Microsoft VALL-E: This new AI tool can simulate any voice in just three seconds
Microsoft Corporation has unveiled VALL-E, a new text-to-speech artificial intelligence (AI) tool which can accurately mimic a person’s voice with a three-second audio sample. Once familiar with a particular voice, VALL-E can create sounds of that person speaking in any situation while aiming to capture their emotional tone.
VALL-E’s developers believe it can be used for high-quality text-to-speech applications, speech editing, where a recording of a person can be edited and changed from a text transcript (making them say something they did not say), and audio content creation when combined with other generative AI models like GPT-3.
Microsoft used the LibriLight audio library from Meta to train the speech synthesis capabilities of VALL-E. Over 7,000 speakers contributed 60,000 hours of English-language voice, mostly from LibriVox public domain audiobooks. For VALL-E to perform well, the voice in the three-second sample must sound much like the voice in the learning algorithm.

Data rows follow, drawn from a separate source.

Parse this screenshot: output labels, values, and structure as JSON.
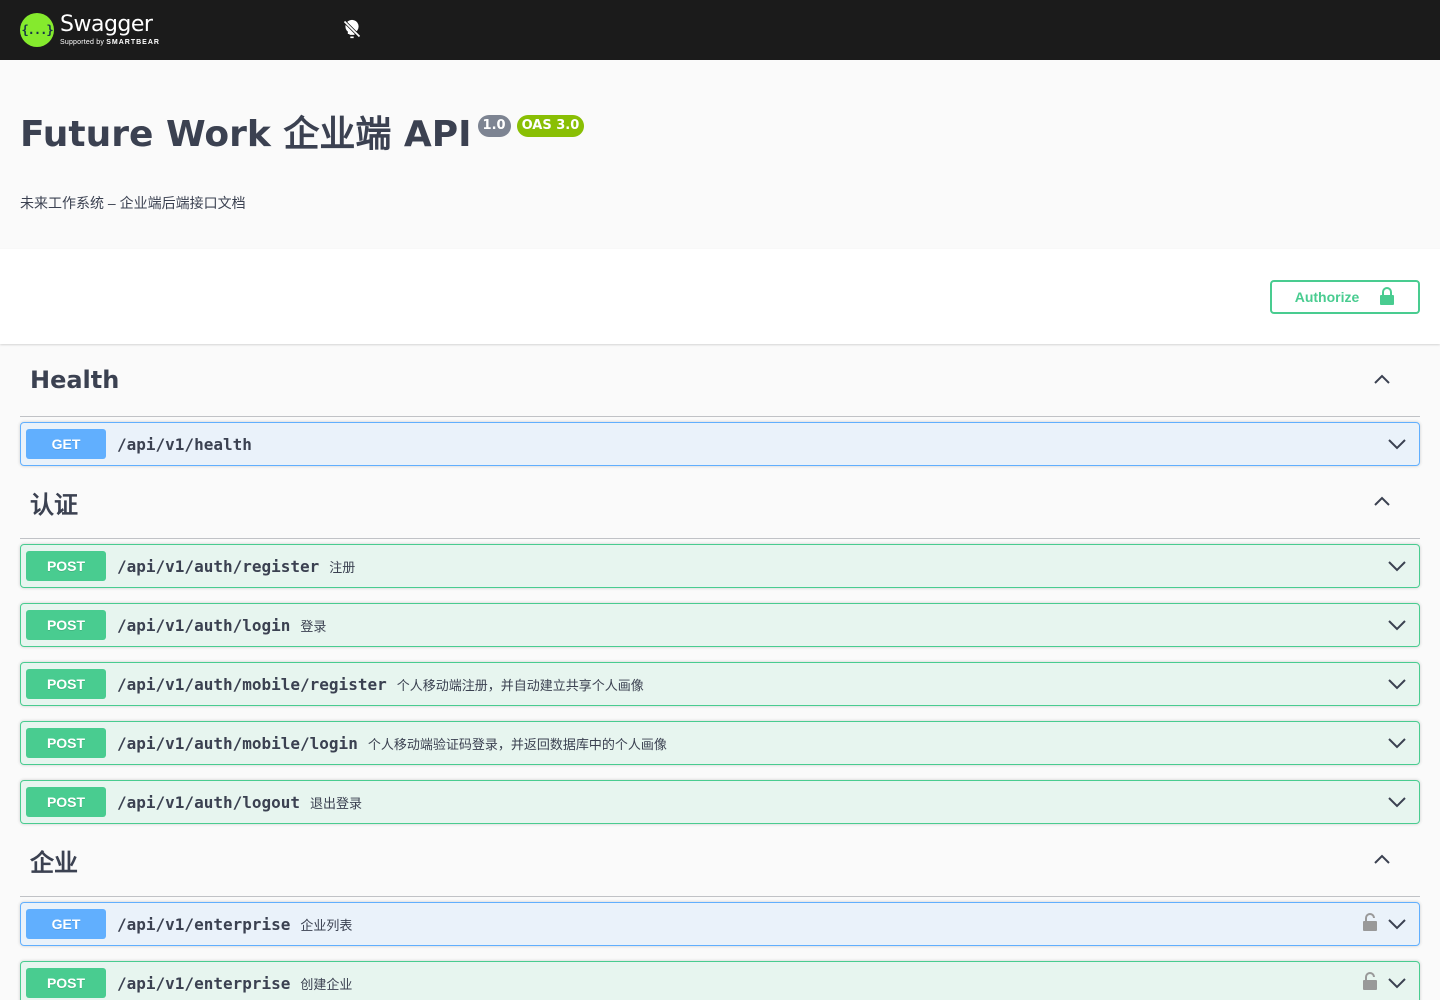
{
  "topbar": {
    "logo_mark": "{...}",
    "logo_title": "Swagger",
    "logo_sub_prefix": "Supported by",
    "logo_sub_brand": "SMARTBEAR",
    "theme_icon": "lightbulb-off-icon"
  },
  "info": {
    "title": "Future Work 企业端 API",
    "version": "1.0",
    "oas": "OAS 3.0",
    "description": "未来工作系统 – 企业端后端接口文档"
  },
  "authorize": {
    "label": "Authorize",
    "icon": "lock-icon"
  },
  "colors": {
    "get": "#61affe",
    "post": "#49cc90",
    "topbar": "#1b1b1b",
    "logo": "#85ea2d"
  },
  "tags": [
    {
      "name": "Health",
      "ops": [
        {
          "method": "GET",
          "path": "/api/v1/health",
          "summary": "",
          "locked": false
        }
      ]
    },
    {
      "name": "认证",
      "ops": [
        {
          "method": "POST",
          "path": "/api/v1/auth/register",
          "summary": "注册",
          "locked": false
        },
        {
          "method": "POST",
          "path": "/api/v1/auth/login",
          "summary": "登录",
          "locked": false
        },
        {
          "method": "POST",
          "path": "/api/v1/auth/mobile/register",
          "summary": "个人移动端注册，并自动建立共享个人画像",
          "locked": false
        },
        {
          "method": "POST",
          "path": "/api/v1/auth/mobile/login",
          "summary": "个人移动端验证码登录，并返回数据库中的个人画像",
          "locked": false
        },
        {
          "method": "POST",
          "path": "/api/v1/auth/logout",
          "summary": "退出登录",
          "locked": false
        }
      ]
    },
    {
      "name": "企业",
      "ops": [
        {
          "method": "GET",
          "path": "/api/v1/enterprise",
          "summary": "企业列表",
          "locked": true
        },
        {
          "method": "POST",
          "path": "/api/v1/enterprise",
          "summary": "创建企业",
          "locked": true
        }
      ]
    }
  ]
}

Microsoft VALL-E based on EnCodec by Meta
Based mainly on EnCodec, which Meta unveiled in October 2022, VALL-E is a “neural codec language model.” Unlike previous text-to-speech techniques, which typically synthesize speech by altering waveforms, VALL-E generates distinct audio codec codes from text and acoustic stimuli.
It analyses how someone sounds, utilizes EnCodec to separate the pertinent information into discrete parts (known as “tokens”) and uses training data to compare what it “knows” about how the voice may sound if it spoke more than the three-second sample.
Concerns exist, though, regarding the ethical implications of this technological solution. The voices produced by VALL-E and comparable technology will sound more convincing, opening the door for spam calls that realistically replicate the sounds of real persons a potential victim knows.